> _Activity_
Report how many lines in the following entries contain "access". Nothing else should be given.

● ● ● ● ●

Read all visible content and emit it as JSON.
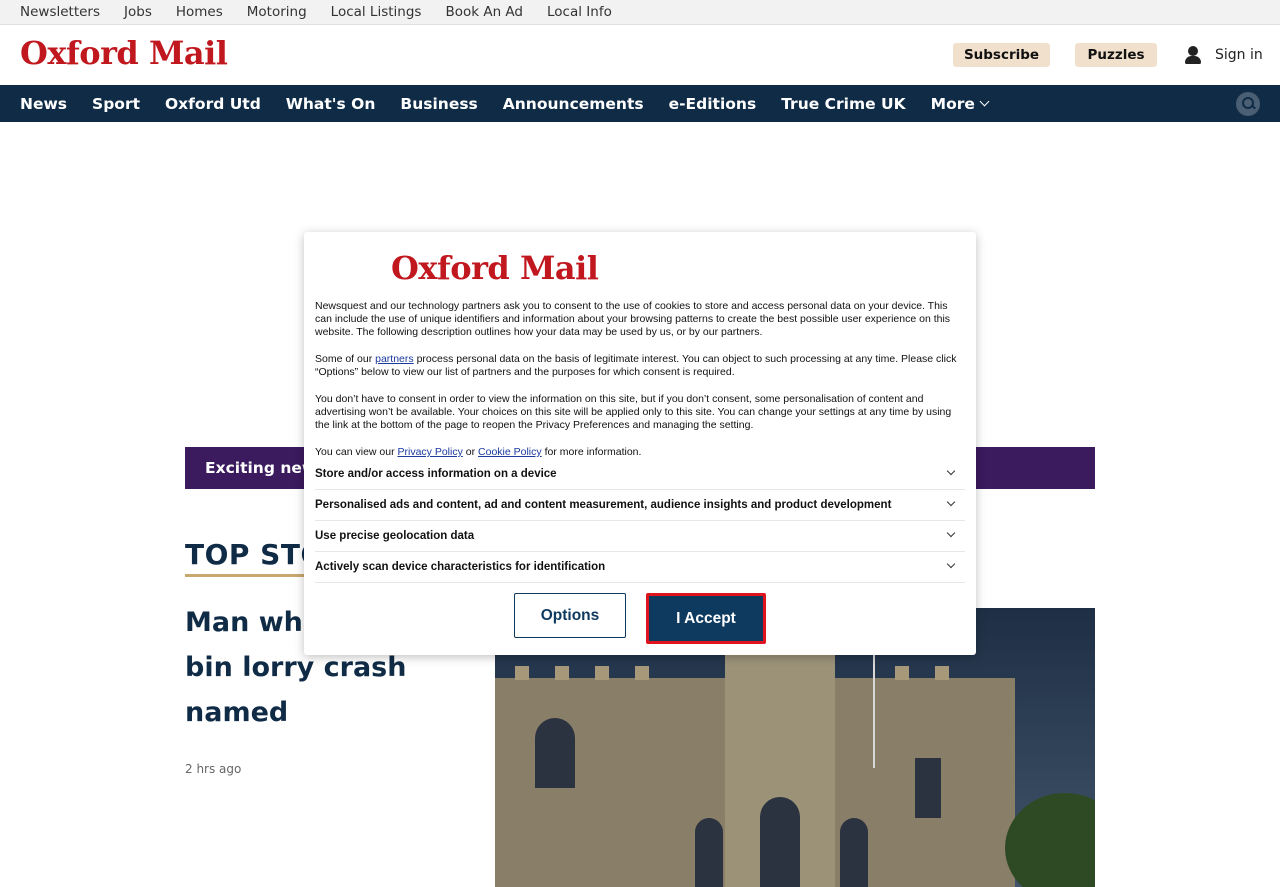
{
  "utility_nav": [
    "Newsletters",
    "Jobs",
    "Homes",
    "Motoring",
    "Local Listings",
    "Book An Ad",
    "Local Info"
  ],
  "header": {
    "logo": "Oxford Mail",
    "subscribe_label": "Subscribe",
    "puzzles_label": "Puzzles",
    "signin_label": "Sign in"
  },
  "main_nav": {
    "items": [
      "News",
      "Sport",
      "Oxford Utd",
      "What's On",
      "Business",
      "Announcements",
      "e-Editions",
      "True Crime UK"
    ],
    "more_label": "More"
  },
  "banner": {
    "text": "Exciting new"
  },
  "top_stories": {
    "title": "TOP STO",
    "headline": "Man who bin lorry crash named",
    "headline_line1": "Man who",
    "headline_line2": "bin lorry crash",
    "headline_line3": "named",
    "timestamp": "2 hrs ago"
  },
  "consent": {
    "logo": "Oxford Mail",
    "para1": "Newsquest and our technology partners ask you to consent to the use of cookies to store and access personal data on your device. This can include the use of unique identifiers and information about your browsing patterns to create the best possible user experience on this website. The following description outlines how your data may be used by us, or by our partners.",
    "para2_before": "Some of our ",
    "para2_link": "partners",
    "para2_after": " process personal data on the basis of legitimate interest. You can object to such processing at any time. Please click “Options” below to view our list of partners and the purposes for which consent is required.",
    "para3": "You don’t have to consent in order to view the information on this site, but if you don’t consent, some personalisation of content and advertising won’t be available. Your choices on this site will be applied only to this site. You can change your settings at any time by using the link at the bottom of the page to reopen the Privacy Preferences and managing the setting.",
    "para4_before": "You can view our ",
    "privacy_link": "Privacy Policy",
    "para4_or": " or ",
    "cookie_link": "Cookie Policy",
    "para4_after": " for more information.",
    "purposes": [
      "Store and/or access information on a device",
      "Personalised ads and content, ad and content measurement, audience insights and product development",
      "Use precise geolocation data",
      "Actively scan device characteristics for identification"
    ],
    "options_label": "Options",
    "accept_label": "I Accept"
  },
  "colors": {
    "brand_red": "#c0181e",
    "nav_navy": "#0f2b46",
    "button_navy": "#0f3a60",
    "banner_purple": "#3b1a5e",
    "pill_beige": "#f1e1cc",
    "highlight_red": "#e0141e"
  }
}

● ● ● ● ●

> _Output for this task_
2